(show spoiler)

The book's message is all the more powerful for its elements of conflict and contradiction. Cole's own experiences elevate the book to something greater; his questioning of the military comes from experience, not ignorance.  His struggles over justice and freedom are deeper and more profound, weighted by the years he has given to his country.  Backed by this weight, his questions are far more haunting.  When I finished the book, I was left troubled and anxious, torn between a desire to open Pandora's box, to try to delve into the underside of the military, and an urge to stick my head back in the sand.  I did take one decisive action: I went and bought the next book, which, for me, is the highest form of praise.  As always, I can't help but feel inadequate when I try to capture what makes a novel unique, so I'll leave you with a quote:

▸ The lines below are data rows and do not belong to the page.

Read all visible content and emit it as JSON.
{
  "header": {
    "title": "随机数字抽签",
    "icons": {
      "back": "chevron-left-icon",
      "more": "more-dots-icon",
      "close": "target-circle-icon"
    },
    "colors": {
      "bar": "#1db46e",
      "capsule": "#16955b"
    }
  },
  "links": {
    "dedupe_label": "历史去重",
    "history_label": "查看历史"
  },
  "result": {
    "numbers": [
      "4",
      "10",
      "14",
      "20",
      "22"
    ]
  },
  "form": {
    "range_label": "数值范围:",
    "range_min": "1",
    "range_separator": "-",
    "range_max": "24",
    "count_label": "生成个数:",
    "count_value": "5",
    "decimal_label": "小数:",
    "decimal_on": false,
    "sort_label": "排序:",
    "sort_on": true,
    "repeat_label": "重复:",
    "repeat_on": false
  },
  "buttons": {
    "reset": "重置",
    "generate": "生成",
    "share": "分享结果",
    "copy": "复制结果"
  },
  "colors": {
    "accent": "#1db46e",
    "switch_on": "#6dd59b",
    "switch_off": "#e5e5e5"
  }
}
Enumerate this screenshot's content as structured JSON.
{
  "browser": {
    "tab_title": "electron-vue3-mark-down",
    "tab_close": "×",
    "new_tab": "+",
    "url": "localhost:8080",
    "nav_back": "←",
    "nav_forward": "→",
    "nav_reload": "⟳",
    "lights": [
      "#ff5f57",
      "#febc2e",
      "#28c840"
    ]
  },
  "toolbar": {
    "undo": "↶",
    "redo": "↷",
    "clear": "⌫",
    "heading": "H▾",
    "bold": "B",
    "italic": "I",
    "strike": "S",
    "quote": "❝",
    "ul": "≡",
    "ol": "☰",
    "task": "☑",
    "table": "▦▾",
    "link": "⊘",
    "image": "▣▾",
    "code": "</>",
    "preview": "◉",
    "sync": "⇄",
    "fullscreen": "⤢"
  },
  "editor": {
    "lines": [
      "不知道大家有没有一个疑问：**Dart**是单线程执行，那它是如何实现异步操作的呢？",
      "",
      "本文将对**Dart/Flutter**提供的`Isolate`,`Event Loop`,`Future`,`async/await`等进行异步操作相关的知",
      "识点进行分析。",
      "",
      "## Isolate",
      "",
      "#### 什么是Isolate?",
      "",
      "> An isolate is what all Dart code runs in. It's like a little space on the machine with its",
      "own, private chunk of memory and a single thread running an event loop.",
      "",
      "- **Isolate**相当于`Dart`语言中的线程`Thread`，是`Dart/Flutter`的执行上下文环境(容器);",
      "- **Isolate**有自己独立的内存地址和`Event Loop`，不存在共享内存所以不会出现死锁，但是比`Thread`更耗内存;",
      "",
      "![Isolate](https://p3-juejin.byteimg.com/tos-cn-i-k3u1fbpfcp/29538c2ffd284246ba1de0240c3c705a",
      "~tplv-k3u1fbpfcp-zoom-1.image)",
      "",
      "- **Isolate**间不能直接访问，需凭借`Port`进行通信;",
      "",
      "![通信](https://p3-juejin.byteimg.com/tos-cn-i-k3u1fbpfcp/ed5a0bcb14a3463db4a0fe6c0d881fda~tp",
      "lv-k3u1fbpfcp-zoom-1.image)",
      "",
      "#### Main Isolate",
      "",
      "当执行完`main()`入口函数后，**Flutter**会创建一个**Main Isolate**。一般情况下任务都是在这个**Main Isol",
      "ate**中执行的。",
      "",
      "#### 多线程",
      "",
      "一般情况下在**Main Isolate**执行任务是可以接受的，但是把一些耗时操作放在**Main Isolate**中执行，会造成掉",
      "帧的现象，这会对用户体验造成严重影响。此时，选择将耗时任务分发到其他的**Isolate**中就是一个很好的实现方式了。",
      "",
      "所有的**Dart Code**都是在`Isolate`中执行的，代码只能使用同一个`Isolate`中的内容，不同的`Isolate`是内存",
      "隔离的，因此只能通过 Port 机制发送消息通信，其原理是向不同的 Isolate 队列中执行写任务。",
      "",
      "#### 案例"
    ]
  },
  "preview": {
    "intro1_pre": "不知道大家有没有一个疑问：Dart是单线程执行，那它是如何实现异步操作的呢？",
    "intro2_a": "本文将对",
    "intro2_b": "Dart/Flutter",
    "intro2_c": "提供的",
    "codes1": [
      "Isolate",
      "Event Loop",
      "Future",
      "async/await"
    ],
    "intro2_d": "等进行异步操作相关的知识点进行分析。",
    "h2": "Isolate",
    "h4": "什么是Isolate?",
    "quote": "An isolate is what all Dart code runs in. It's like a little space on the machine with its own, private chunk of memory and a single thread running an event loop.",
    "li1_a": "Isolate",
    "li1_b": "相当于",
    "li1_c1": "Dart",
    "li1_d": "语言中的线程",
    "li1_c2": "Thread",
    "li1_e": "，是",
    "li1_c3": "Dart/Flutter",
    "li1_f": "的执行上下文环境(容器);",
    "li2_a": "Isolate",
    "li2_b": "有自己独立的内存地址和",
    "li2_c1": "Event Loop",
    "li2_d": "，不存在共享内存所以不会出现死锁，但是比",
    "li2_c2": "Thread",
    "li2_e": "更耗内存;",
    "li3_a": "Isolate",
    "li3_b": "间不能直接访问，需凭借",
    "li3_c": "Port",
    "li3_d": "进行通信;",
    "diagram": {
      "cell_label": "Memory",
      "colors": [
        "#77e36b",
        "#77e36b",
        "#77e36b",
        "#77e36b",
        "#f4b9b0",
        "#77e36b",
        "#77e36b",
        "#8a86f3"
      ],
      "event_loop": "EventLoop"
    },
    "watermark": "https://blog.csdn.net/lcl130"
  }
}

Magic is the death of social structure. It has taken the completed puzzle, broken the pieces apart, and tossed them in the air. It’s up to us to put them back together again. The new picture they form will be very different from the old one.

* If you're not American, this is a repeated semi-joke in partisan American politics.  I have no idea how long it goes back, but I do remember a bunch of Democrats swearing they'd emigrate to Canada if Bush won a second term. The response was, of course, "Please, please do."  When it was Obama's turn, we had a whole new group of newly proclaimed wannabe-Canadians, despite the already extant universal heathcare there.  Funnily enough, no one seems to consider emigrating to Mexico.